Find out if doThing method is legal overridden method by applying the overriding rules.
If yes, look at the object on the left side of the . operator. In our case it is p, look at the contents of p, the contents of p is the child object. Hence doThing() of child will be called.
If not overriden, look at the type of object p, in our case the type is Parent type. So doThing() of the Parent will be called. if doThing() method does not exist in Parent class, then you will get compiler error.
To summarize, Overridden Method = contents of the object, else type of the object.
Hope this helps you. [ January 06, 2005: Message edited by: Jay Pawar ]
Cheers,<br />Jay<br /> <br />(SCJP 1.4)<br />Heights of great men were not achieved in one day, they were toiling day and night while their companions slept.
Scroll down to the topic, "Pure inheritance vs. extension," and I think you'll see the type of diagrams you're looking for.
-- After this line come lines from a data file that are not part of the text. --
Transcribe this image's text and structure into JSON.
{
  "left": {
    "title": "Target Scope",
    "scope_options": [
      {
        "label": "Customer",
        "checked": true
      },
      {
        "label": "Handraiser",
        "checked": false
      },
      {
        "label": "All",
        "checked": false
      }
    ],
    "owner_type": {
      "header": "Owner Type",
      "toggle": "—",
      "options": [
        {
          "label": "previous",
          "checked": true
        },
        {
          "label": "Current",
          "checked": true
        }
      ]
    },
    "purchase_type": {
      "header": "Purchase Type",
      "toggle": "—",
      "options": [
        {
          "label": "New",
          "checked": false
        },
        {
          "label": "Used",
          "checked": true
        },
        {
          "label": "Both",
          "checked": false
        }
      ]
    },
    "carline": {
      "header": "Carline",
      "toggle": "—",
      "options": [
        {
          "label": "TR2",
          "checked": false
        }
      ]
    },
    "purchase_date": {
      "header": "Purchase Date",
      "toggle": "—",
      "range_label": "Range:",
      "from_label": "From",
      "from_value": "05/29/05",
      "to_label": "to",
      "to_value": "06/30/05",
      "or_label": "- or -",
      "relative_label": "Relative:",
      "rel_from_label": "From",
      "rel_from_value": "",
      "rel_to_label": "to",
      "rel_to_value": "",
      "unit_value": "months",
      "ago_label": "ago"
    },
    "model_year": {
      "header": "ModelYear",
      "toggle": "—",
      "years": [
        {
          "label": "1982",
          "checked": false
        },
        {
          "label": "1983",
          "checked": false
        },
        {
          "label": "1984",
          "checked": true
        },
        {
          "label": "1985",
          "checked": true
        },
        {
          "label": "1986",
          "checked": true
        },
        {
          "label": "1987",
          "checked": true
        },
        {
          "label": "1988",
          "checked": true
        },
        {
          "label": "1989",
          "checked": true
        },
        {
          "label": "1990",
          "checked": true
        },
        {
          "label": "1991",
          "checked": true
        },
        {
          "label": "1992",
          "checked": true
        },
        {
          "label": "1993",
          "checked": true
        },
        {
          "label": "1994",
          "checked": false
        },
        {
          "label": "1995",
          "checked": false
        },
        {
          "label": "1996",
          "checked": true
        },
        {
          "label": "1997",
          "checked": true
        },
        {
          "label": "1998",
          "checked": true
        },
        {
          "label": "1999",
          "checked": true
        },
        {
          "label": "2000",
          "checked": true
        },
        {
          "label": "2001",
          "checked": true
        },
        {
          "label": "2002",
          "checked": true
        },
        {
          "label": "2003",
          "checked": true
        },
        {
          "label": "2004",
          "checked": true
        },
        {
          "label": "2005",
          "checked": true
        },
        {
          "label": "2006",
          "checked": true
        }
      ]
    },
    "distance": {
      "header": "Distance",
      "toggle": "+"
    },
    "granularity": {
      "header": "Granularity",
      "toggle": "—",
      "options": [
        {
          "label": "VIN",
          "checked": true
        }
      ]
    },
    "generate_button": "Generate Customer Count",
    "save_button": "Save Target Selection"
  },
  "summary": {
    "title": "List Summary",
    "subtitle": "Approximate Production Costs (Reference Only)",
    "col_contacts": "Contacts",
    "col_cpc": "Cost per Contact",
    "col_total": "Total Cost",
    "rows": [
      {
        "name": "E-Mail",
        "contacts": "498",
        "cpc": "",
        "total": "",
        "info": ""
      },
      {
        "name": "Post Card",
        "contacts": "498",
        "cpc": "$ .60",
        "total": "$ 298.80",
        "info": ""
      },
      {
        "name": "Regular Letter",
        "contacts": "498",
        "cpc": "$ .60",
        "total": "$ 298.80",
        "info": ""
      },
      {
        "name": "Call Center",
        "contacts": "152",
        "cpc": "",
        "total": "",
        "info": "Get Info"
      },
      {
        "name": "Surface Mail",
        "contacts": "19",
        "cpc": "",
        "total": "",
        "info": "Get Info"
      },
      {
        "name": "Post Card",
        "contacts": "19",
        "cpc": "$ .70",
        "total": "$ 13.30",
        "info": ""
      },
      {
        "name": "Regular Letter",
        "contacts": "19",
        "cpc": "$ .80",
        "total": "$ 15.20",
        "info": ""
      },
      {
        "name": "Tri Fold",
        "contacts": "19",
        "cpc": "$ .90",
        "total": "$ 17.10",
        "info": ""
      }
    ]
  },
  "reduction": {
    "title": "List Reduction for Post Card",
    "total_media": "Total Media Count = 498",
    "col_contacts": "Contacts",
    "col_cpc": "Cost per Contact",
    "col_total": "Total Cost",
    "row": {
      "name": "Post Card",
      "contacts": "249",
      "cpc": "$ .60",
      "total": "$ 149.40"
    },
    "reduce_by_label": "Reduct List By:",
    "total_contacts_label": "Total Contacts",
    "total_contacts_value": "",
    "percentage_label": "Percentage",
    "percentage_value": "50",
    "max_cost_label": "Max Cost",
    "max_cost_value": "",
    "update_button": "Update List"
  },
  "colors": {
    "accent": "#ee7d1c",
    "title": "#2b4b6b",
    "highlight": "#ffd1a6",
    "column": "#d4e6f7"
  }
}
Note that methods are invoked at runtime based on "dynamic" or "late" binding. That is, the true runtime type is determined and the associated method body is invoked. So at compile time, the object is treated as its declared type of Parent. But when doParentThing is called at runtime, the object's true type of Child is determined, and the overridden method body is invoked. [ January 06, 2005: Message edited by: marc weber ]
Joined: Jan 08, 2004
good explanation, marc and everyone ..really appreciate ..
i actually expecting the diagram approach like head first java book ,
when we have "new Child()" , so meaning we now created a object, then how would it be, the reference "p" point to object Child ? or it point to both Child object and Parent object ? is the Parent object created ? can someone explain these ? thank you ! [ January 08, 2005: Message edited by: Alvin chew ]
Well, a Child is a Parent (and also an Object), so whenever we create a Child, we are also creating a Parent (and an instance of Object). Indeed, in creating a Child, we implicitly call the constructors of Parent and Object; so we are, in fact, "constructing" instances of these classes.
If we use reflection to show us the methods in Child, we'll see that Child also has the methods inherited from Parent and Object.
Note: Because of the "is a" relationship in inheritance, it might be less confusing if we avoid the terms "Parent" and "Child." (It sounds funny to say that a Child "is" a Parent.) Perhaps it's easier to visualize if we use "Base Class" and "Extended Class" instead. Then, an Extended Class is a Base Class (just as a Circle is a Shape, for example), but the Extended Class might also be "more" than the Base. (See diagram above.) [ January 08, 2005: Message edited by: marc weber ]